Excerpts from an interface dataset
::::
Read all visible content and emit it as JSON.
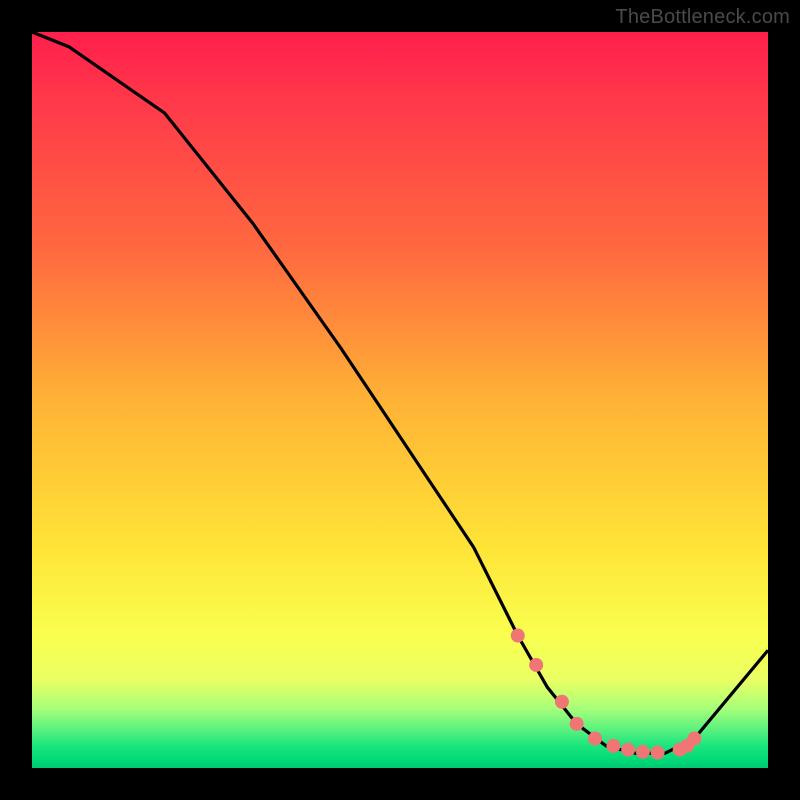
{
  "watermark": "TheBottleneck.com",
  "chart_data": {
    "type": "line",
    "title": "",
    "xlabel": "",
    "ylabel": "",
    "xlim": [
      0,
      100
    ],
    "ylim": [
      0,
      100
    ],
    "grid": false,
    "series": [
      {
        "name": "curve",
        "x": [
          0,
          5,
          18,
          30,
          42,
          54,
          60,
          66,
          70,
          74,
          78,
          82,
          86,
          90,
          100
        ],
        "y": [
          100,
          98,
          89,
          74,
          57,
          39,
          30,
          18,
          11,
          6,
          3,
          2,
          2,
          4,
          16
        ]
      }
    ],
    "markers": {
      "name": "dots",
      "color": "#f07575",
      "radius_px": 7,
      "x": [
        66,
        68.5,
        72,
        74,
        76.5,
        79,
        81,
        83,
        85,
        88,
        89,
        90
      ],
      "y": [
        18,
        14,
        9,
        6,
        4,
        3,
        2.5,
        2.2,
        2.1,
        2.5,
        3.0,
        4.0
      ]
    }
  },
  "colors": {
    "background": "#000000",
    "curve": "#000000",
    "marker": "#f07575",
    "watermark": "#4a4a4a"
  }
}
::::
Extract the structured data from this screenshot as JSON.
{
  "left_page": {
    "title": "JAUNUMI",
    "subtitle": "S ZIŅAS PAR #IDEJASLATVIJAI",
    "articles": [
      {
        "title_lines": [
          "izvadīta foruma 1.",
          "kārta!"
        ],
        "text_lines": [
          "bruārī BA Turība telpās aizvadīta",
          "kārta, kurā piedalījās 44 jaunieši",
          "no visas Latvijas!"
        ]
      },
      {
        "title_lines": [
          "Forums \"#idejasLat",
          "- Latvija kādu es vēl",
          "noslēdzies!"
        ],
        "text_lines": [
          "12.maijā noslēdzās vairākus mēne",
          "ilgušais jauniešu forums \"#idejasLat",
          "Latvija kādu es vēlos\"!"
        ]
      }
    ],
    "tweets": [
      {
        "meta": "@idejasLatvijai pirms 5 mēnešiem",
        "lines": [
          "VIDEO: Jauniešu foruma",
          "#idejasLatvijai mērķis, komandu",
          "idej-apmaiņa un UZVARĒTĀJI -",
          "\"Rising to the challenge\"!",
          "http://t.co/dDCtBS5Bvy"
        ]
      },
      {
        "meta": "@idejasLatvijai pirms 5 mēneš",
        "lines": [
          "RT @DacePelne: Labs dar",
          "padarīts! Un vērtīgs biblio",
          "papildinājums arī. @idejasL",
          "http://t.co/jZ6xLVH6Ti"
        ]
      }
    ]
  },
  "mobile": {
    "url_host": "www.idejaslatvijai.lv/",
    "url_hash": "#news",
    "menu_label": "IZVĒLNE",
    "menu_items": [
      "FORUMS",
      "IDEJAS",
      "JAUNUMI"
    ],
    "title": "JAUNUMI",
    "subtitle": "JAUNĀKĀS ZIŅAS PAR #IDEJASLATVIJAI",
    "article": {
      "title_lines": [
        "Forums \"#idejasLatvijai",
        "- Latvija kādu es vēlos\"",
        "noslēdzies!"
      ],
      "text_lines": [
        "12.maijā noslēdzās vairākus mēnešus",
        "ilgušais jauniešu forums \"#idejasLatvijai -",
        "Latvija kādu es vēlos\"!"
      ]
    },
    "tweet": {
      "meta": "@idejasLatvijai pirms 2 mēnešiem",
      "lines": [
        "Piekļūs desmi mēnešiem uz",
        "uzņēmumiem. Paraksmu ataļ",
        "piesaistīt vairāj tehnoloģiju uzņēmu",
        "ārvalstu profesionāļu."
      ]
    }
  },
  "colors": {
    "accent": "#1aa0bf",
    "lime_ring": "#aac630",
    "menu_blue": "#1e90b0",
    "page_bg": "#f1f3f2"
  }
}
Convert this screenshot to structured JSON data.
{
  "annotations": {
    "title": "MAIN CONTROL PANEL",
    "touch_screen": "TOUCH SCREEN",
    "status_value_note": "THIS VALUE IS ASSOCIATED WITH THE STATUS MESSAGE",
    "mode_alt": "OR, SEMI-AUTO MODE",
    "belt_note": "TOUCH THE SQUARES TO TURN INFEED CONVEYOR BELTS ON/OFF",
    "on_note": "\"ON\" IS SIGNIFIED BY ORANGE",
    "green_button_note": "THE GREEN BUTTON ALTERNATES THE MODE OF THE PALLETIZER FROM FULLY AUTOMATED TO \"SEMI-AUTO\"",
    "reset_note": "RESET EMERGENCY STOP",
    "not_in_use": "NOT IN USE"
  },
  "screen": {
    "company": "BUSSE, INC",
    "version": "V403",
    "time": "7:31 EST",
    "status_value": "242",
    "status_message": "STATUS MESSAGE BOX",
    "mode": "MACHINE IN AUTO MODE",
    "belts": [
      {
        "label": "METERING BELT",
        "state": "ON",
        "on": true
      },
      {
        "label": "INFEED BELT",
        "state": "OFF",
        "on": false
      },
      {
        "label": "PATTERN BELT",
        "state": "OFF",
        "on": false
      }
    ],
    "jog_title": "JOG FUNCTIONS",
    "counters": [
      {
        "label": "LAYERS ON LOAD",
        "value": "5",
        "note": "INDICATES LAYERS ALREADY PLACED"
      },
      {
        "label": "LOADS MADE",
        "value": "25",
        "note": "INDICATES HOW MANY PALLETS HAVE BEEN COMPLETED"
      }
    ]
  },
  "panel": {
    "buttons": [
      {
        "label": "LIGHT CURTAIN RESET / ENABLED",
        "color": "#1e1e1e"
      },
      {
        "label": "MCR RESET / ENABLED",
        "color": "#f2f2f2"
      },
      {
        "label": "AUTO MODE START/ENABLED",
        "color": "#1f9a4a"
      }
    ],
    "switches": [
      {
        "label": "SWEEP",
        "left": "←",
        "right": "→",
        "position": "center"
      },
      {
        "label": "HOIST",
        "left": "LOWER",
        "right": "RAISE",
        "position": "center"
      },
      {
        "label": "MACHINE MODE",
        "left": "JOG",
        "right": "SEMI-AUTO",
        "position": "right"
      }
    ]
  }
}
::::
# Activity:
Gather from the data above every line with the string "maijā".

# Task answer:
          "12.maijā noslēdzās vairākus mēne",
        "12.maijā noslēdzās vairākus mēnešus",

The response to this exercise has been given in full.